Here's just one example of the pro-testing sentiments we uncovered:
Many teachers noted that before testing, it was easy to teach idiosyncratically — perhaps spending “six weeks on the dinosaur unit and just totally ignor[ing]” other topics. With increased focus on testing, however, teachers have focused on matching their instruction to a coherent set of standards. Thus, one math teacher said that while she had initially “hated” the Arkansas benchmark tests, she has since changed her mind: “I’m OK with it now, to be honest; I see where knowing the standards and knowing what’s going to be tested can help me plan the whole year and make sure I’ve covered everything.”


Monday, March 08, 2010

Lars Katz

Lars Katz's album is the best thing I've gotten since Deas Vail's new album came out. Absolute Punk perfectly describes why:
A prime example of why some producer/engineers absolutely SHOULD step out from behind the soundboard, Katz’ atmospheric vocals alone are enough of a reason to stand up and take notice. Add to that his ability to write massive songs decked in strings, cymbals, and beautiful harmonies, and you’ve got an album that makes skin shiver and heads nod.

Thursday, March 04, 2010

Stewart Brand quotes

Some interesting quotes from Steward Brand's Whole Earth Discipline: An Ecopragmatist Manifesto Brand has obviously shifted his beliefs since the 1960s; in fact, I was strongly reminded of Peter Huber's Hard Green: Saving the Environment from the Environmentalists, A Conservative Manifesto. From Brand:
Unfortunately for the atmosphere, environmentalists helped stop carbon-free nuclear power cold in the 1970s and 1980s in the United States and Europe. (Except for France, which fortunately responded to the '73 oil crisis by building a power grid that was quickly 80 percent nuclear.) Greens caused gigatons of carbon dioxide to enter the atmosphere from the coal and gas burning that went ahead instead of nuclear. I was part of that too, and I apologize.
An enlightened environmental program on population should now focus, I suggest, on softening the impact of the depopulation implosion. . . . The most effective environmental population program in this century is gently pronatal.
I daresay the environmental movement has done more harm with its opposition to genetic engineering than with any other thing we've been wrong about. We've starved people, hindered science, hurt the natural environment, and denied our own practitioners a crucial tool. . . . It's worth knowing and remembering who was leading Greenpeace International . . .and Friends of the Earth International . . . when those two organizations went to great lengths to persuade Africans that, in the service of ideology, starvation was good for them.

Taleb quote

A quote from Nassim Taleb's "The Black Swan":
But I find the emphasis on economic inequality, at the expense of other types of inequality, extremely bothersome. Fairness is not exclusively an economic matter; it becomes less and less so when we are satisfying our basic material needs. It is pecking order that matters! . . . The disproportionate share of the very few in intellectual influence is even more unsettling than the unequal distribution of wealth -- unsettling because, unlike the income gap, no social policy can eliminate it.
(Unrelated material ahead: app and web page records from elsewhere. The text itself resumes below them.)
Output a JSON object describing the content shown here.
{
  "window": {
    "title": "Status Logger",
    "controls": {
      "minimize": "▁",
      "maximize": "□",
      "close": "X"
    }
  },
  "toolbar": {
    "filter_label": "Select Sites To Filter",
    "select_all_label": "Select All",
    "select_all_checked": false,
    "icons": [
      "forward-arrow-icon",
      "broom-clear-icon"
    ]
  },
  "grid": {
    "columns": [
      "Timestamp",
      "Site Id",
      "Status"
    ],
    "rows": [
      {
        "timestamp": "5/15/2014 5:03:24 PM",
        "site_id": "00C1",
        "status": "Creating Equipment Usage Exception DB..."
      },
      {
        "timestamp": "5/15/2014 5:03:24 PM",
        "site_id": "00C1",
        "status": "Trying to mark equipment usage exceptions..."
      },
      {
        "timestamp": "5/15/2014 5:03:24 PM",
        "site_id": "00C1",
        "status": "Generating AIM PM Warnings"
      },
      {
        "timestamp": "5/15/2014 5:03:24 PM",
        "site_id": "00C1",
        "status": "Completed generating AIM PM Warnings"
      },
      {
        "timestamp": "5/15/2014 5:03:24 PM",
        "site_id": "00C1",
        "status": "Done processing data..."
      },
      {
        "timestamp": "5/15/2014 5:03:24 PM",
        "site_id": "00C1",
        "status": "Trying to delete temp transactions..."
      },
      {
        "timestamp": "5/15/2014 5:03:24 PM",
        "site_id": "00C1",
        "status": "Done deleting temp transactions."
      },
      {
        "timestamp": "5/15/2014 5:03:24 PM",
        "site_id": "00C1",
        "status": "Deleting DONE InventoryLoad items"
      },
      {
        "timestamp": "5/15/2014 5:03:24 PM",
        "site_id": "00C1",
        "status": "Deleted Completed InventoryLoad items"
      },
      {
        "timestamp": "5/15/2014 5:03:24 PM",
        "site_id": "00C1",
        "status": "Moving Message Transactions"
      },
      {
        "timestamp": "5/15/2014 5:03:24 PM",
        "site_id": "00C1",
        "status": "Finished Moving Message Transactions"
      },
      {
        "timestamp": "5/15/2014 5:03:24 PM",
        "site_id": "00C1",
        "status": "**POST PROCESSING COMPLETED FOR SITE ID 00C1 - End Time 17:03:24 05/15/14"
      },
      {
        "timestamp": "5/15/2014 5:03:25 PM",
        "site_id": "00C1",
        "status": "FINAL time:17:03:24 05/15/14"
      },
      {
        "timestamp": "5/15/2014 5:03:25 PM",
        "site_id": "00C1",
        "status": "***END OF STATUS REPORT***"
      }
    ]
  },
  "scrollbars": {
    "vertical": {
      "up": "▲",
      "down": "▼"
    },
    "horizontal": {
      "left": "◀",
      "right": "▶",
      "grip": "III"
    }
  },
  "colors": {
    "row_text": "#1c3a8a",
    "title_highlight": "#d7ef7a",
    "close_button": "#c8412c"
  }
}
. . . Is insurance against your peers' demoralizing success possible? Should the Nobel Prize be banned?